:: RECORD EXTRACTS ::
---+---
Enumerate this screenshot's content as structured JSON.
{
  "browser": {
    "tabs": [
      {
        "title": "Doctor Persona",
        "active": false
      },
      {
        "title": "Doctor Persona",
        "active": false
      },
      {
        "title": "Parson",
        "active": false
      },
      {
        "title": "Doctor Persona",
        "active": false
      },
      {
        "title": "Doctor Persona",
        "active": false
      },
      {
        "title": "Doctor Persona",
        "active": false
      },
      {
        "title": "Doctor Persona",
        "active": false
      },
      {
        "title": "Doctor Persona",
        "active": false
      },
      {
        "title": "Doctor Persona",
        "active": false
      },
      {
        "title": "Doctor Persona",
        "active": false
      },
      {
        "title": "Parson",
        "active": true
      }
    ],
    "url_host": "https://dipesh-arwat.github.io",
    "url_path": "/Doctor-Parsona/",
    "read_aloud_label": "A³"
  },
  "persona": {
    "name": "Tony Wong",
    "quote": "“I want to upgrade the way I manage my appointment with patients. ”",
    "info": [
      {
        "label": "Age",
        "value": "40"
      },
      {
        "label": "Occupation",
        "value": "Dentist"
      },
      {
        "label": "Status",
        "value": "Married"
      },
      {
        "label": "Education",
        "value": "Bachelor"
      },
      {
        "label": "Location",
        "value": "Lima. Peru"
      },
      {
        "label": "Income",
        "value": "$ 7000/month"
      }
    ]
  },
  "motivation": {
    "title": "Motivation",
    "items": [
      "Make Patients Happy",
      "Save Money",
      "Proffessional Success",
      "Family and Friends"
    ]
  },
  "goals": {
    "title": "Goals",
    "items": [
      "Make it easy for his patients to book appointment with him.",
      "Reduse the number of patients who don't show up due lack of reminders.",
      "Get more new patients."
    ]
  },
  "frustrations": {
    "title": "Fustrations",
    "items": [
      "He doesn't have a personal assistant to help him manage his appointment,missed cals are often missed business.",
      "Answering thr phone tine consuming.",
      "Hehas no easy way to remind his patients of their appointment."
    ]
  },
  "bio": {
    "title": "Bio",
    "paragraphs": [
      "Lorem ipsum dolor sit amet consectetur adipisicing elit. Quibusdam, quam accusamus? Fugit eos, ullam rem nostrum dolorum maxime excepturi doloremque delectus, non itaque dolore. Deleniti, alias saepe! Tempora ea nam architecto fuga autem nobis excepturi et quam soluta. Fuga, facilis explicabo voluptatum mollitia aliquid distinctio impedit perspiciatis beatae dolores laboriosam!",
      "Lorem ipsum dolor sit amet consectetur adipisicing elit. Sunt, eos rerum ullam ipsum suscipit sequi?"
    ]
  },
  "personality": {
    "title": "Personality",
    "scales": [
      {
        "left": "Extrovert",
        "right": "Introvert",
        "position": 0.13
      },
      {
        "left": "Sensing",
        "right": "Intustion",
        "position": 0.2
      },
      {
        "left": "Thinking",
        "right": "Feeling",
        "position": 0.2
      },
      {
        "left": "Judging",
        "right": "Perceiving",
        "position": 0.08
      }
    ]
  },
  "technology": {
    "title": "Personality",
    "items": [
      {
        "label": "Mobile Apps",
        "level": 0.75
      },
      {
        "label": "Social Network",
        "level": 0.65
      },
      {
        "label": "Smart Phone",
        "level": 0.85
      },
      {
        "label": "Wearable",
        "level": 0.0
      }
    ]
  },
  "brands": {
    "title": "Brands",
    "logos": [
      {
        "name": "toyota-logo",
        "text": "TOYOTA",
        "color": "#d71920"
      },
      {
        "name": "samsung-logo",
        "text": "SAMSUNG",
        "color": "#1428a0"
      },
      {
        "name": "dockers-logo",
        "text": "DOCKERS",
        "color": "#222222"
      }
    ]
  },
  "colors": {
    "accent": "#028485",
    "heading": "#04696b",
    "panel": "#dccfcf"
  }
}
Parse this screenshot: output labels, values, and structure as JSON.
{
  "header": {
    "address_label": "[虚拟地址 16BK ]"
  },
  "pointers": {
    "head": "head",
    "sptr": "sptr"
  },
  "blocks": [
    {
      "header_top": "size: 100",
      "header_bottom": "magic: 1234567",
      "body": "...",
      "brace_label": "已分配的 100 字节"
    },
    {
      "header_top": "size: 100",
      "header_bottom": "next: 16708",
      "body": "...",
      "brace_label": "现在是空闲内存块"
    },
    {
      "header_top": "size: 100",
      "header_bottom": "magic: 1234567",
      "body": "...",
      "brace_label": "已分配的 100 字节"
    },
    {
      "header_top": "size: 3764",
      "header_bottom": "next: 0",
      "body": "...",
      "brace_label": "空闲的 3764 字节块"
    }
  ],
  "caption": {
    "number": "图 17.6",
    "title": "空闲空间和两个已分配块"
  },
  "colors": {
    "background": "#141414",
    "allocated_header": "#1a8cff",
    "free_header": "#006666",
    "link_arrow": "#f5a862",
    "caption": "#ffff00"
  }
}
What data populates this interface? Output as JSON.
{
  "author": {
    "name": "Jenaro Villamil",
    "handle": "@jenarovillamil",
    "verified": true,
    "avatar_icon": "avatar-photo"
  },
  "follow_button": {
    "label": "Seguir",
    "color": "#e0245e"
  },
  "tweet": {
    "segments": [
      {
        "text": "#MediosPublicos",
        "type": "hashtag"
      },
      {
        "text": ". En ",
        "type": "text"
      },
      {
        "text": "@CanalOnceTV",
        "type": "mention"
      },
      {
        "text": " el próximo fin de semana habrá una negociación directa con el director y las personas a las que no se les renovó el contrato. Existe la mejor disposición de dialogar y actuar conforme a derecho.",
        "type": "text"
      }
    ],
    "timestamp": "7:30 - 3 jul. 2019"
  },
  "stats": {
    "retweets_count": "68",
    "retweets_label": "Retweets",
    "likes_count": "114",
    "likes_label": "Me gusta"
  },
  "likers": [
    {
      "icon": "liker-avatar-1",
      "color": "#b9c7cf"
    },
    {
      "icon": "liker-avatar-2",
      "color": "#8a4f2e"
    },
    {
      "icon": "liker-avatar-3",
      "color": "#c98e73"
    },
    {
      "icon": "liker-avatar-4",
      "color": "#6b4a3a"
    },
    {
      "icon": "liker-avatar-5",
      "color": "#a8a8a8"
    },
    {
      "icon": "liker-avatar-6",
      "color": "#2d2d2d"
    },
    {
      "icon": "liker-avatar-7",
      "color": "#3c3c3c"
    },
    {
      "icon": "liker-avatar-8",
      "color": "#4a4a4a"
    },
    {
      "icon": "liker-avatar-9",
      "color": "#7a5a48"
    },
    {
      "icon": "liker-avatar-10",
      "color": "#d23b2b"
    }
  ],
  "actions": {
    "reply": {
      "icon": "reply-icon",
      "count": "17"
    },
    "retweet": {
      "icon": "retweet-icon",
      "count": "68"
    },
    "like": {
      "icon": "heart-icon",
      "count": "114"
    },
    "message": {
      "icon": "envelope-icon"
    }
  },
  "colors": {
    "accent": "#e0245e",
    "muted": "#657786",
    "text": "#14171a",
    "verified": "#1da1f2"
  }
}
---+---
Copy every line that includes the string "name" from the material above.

    "name": "Tony Wong",
        "name": "toyota-logo",
        "name": "samsung-logo",
        "name": "dockers-logo",
    "name": "Jenaro Villamil",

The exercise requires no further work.